**WHAT YOU ARE ASKED TO DO:** Set down the entries once more, exactly as given.
:: DATA SECTION
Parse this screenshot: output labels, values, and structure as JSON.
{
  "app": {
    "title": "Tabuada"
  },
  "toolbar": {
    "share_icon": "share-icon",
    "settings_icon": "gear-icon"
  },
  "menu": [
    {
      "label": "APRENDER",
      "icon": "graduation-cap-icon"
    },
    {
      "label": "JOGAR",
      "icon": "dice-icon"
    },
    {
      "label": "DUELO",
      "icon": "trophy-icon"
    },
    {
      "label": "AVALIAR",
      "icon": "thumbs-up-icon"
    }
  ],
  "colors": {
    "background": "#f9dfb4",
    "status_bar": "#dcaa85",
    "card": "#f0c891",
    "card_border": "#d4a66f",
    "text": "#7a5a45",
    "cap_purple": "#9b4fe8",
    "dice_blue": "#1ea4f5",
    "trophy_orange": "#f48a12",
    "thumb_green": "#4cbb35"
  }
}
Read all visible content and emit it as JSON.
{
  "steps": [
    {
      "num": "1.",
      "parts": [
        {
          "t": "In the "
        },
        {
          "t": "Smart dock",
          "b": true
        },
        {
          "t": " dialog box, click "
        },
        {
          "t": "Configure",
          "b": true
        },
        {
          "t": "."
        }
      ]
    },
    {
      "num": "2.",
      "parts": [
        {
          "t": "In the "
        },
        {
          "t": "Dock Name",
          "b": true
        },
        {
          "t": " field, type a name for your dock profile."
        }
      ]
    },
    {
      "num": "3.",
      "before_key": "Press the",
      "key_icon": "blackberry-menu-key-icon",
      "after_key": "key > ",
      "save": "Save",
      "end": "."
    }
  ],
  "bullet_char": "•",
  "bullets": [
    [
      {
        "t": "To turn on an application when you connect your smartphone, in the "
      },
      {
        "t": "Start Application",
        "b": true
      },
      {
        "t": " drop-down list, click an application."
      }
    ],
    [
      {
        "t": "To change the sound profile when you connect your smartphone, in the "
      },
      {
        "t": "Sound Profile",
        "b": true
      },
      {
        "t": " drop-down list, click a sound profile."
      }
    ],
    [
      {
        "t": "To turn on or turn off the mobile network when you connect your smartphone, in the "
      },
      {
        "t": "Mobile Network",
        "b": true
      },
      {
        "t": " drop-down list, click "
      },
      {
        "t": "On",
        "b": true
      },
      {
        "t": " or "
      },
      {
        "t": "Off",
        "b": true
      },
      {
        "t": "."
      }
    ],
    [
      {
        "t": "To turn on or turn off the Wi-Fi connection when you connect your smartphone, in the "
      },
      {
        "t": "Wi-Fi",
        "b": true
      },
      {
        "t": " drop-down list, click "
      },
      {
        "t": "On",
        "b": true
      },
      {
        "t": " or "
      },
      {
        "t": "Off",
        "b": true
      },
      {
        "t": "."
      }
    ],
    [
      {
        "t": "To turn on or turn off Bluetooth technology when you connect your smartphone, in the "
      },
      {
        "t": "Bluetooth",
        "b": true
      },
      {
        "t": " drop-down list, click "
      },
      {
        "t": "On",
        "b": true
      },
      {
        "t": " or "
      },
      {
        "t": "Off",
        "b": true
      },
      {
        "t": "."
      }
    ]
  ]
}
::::
**RESULT FOR THIS TASK:**
Parse this screenshot: output labels, values, and structure as JSON.
{
  "app": {
    "title": "Tabuada"
  },
  "toolbar": {
    "share_icon": "share-icon",
    "settings_icon": "gear-icon"
  },
  "menu": [
    {
      "label": "APRENDER",
      "icon": "graduation-cap-icon"
    },
    {
      "label": "JOGAR",
      "icon": "dice-icon"
    },
    {
      "label": "DUELO",
      "icon": "trophy-icon"
    },
    {
      "label": "AVALIAR",
      "icon": "thumbs-up-icon"
    }
  ],
  "colors": {
    "background": "#f9dfb4",
    "status_bar": "#dcaa85",
    "card": "#f0c891",
    "card_border": "#d4a66f",
    "text": "#7a5a45",
    "cap_purple": "#9b4fe8",
    "dice_blue": "#1ea4f5",
    "trophy_orange": "#f48a12",
    "thumb_green": "#4cbb35"
  }
}
Read all visible content and emit it as JSON.
{
  "steps": [
    {
      "num": "1.",
      "parts": [
        {
          "t": "In the "
        },
        {
          "t": "Smart dock",
          "b": true
        },
        {
          "t": " dialog box, click "
        },
        {
          "t": "Configure",
          "b": true
        },
        {
          "t": "."
        }
      ]
    },
    {
      "num": "2.",
      "parts": [
        {
          "t": "In the "
        },
        {
          "t": "Dock Name",
          "b": true
        },
        {
          "t": " field, type a name for your dock profile."
        }
      ]
    },
    {
      "num": "3.",
      "before_key": "Press the",
      "key_icon": "blackberry-menu-key-icon",
      "after_key": "key > ",
      "save": "Save",
      "end": "."
    }
  ],
  "bullet_char": "•",
  "bullets": [
    [
      {
        "t": "To turn on an application when you connect your smartphone, in the "
      },
      {
        "t": "Start Application",
        "b": true
      },
      {
        "t": " drop-down list, click an application."
      }
    ],
    [
      {
        "t": "To change the sound profile when you connect your smartphone, in the "
      },
      {
        "t": "Sound Profile",
        "b": true
      },
      {
        "t": " drop-down list, click a sound profile."
      }
    ],
    [
      {
        "t": "To turn on or turn off the mobile network when you connect your smartphone, in the "
      },
      {
        "t": "Mobile Network",
        "b": true
      },
      {
        "t": " drop-down list, click "
      },
      {
        "t": "On",
        "b": true
      },
      {
        "t": " or "
      },
      {
        "t": "Off",
        "b": true
      },
      {
        "t": "."
      }
    ],
    [
      {
        "t": "To turn on or turn off the Wi-Fi connection when you connect your smartphone, in the "
      },
      {
        "t": "Wi-Fi",
        "b": true
      },
      {
        "t": " drop-down list, click "
      },
      {
        "t": "On",
        "b": true
      },
      {
        "t": " or "
      },
      {
        "t": "Off",
        "b": true
      },
      {
        "t": "."
      }
    ],
    [
      {
        "t": "To turn on or turn off Bluetooth technology when you connect your smartphone, in the "
      },
      {
        "t": "Bluetooth",
        "b": true
      },
      {
        "t": " drop-down list, click "
      },
      {
        "t": "On",
        "b": true
      },
      {
        "t": " or "
      },
      {
        "t": "Off",
        "b": true
      },
      {
        "t": "."
      }
    ]
  ]
}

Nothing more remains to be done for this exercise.